Thus, labels to the contrary notwithstanding, there is no such thing as a ‘global intellectual’; Slavoj Žižek does not actually exist.
If you look at the history of nations that maximized the virtues that we associate with democracy, you notice that what came first was constitutionality, rule of law and the separation of powers. Democracy almost always came last.
. . . Americans rarely encounter a foreign currency, nor do they consider themselves affected by the dollar’s relationship to other currencies…The United States therefore remains mired in a series of myopic considerations, even though it is still the only world power and exercises huge military leverage across the globe.
As for Washington: that is not a place in which dissent, or indeed intellectual activity of any other kind, is encouraged.
But just when when’re starting to wonder if we should have left this particular dinner party a bit earlier, Judt and Snyder come roaring back into the realm of economic theory with a discussion of Hayek, John Maynard Keynes, and how the British reformers of the nineteenth century began to ask, and answer, the question we’re still asking today: How do you manage the human consequences of capitalism? In England, Judt observes, the question was usually put in ethical, and often religious terms: What do you do with the downtrodden poor who have come into the cities to labor in the factories? In Germany, on the other hand, it was posed in prudential terms: How can a conservative state prevent social despair boiling over into political protest?
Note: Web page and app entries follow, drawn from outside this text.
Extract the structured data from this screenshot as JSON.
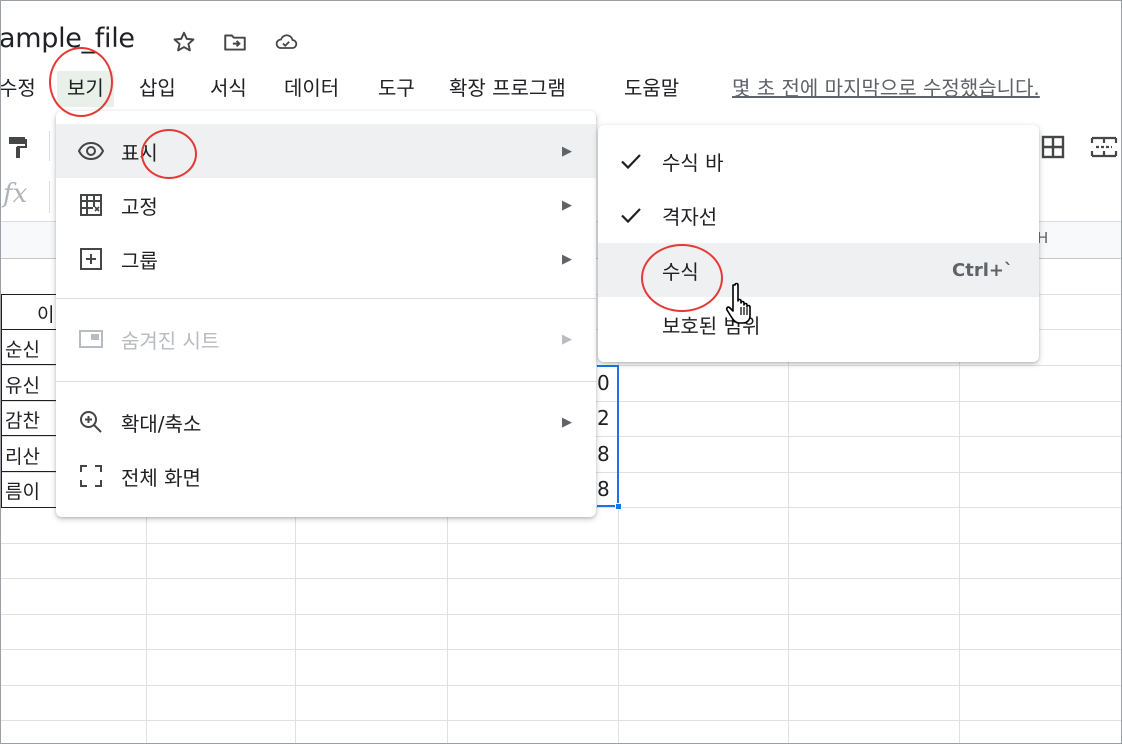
{
  "title": "ample_file",
  "title_icons": [
    "star-icon",
    "move-to-folder-icon",
    "cloud-status-icon"
  ],
  "menubar": {
    "items": [
      {
        "label": "수정",
        "name": "edit"
      },
      {
        "label": "보기",
        "name": "view"
      },
      {
        "label": "삽입",
        "name": "insert"
      },
      {
        "label": "서식",
        "name": "format"
      },
      {
        "label": "데이터",
        "name": "data"
      },
      {
        "label": "도구",
        "name": "tools"
      },
      {
        "label": "확장 프로그램",
        "name": "extensions"
      },
      {
        "label": "도움말",
        "name": "help"
      }
    ],
    "last_edit": "몇 초 전에 마지막으로 수정했습니다."
  },
  "formula_bar": {
    "fx": "fx"
  },
  "grid": {
    "visible_column_letter": "H",
    "left_cells": [
      "이",
      "순신",
      "유신",
      "감찬",
      "리산",
      "름이"
    ],
    "right_values": [
      "0",
      "2",
      "8",
      "8"
    ]
  },
  "view_menu": {
    "items": [
      {
        "label": "표시",
        "icon": "eye-icon",
        "has_submenu": true,
        "state": "hover"
      },
      {
        "label": "고정",
        "icon": "freeze-grid-icon",
        "has_submenu": true,
        "state": "normal"
      },
      {
        "label": "그룹",
        "icon": "group-plus-box-icon",
        "has_submenu": true,
        "state": "normal"
      },
      {
        "label": "숨겨진 시트",
        "icon": "hidden-sheet-icon",
        "has_submenu": true,
        "state": "disabled"
      },
      {
        "label": "확대/축소",
        "icon": "zoom-in-icon",
        "has_submenu": true,
        "state": "normal"
      },
      {
        "label": "전체 화면",
        "icon": "fullscreen-icon",
        "has_submenu": false,
        "state": "normal"
      }
    ]
  },
  "show_submenu": {
    "items": [
      {
        "label": "수식 바",
        "checked": true,
        "shortcut": ""
      },
      {
        "label": "격자선",
        "checked": true,
        "shortcut": ""
      },
      {
        "label": "수식",
        "checked": false,
        "shortcut": "Ctrl+`",
        "state": "hover"
      },
      {
        "label": "보호된 범위",
        "checked": false,
        "shortcut": ""
      }
    ]
  },
  "colors": {
    "accent": "#1a73e8",
    "annotation": "#e53935",
    "hover": "#eef0f2"
  }
}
It seems we’re right back where we started from, though the story is made more interesting the second time around by the inclusion of the English example of intermittently successful reform without too much revolutionary crisis or ideological cant as accompaniment. The theories of William Beverage crop up repeatedly. The man is hardly on the order of Marx or Camus in terms of name recognition or cachet, but he was evidently more successful at reaching the desired end.
Summing it all up, Judt writes:
In this perspective, the great victors of the twentieth century were the nineteenth-century liberals whose successors created the welfare state in all its protean forms. They achieved something which, as late as the 1930s, seems almost inconceivable: they forged strong, high-taxing and actively interventionist democracies and constitutional states which could encompass complex mass societies without resorting to violence or repression.
He adds that we would be foolish to abandon this heritage carelessly . . . though he fears we may be in the process of doing so.
We leave this section not at all convinced that Judt has a firm grasp of the nuts and bolts of economics. The only specific reference to such matters that I can recall concerns the price of bread in France. Then again, those who profess to be economists have done little to inspire confidence either. Judt doesn’t think much, in fact, of the ascendancy of economics as an intellectual discipline. Those who practice it tend to ask the wrong question—whether a policy is efficient or inefficient—without pausing first to ask whether the end result is worth pursuing in the first place.
Judt considers himself, not an economist or even a social scientist, so much as a moraliste in the French tradition stretching from Montaigne to Camus. “My historical studies,” he writes, “no less than my journalistic publications, were driven by an explicit set of contemporary concerns and civic commitments.” He also shares with these writers another important quality: he writes well.
The end result is a literary package on the order of The Education of Henry Adams. It may not excite the academics or the pundits much, but it will give enormous pleasure to any reader who possesses even a passing familiarity with the ideas and events under review.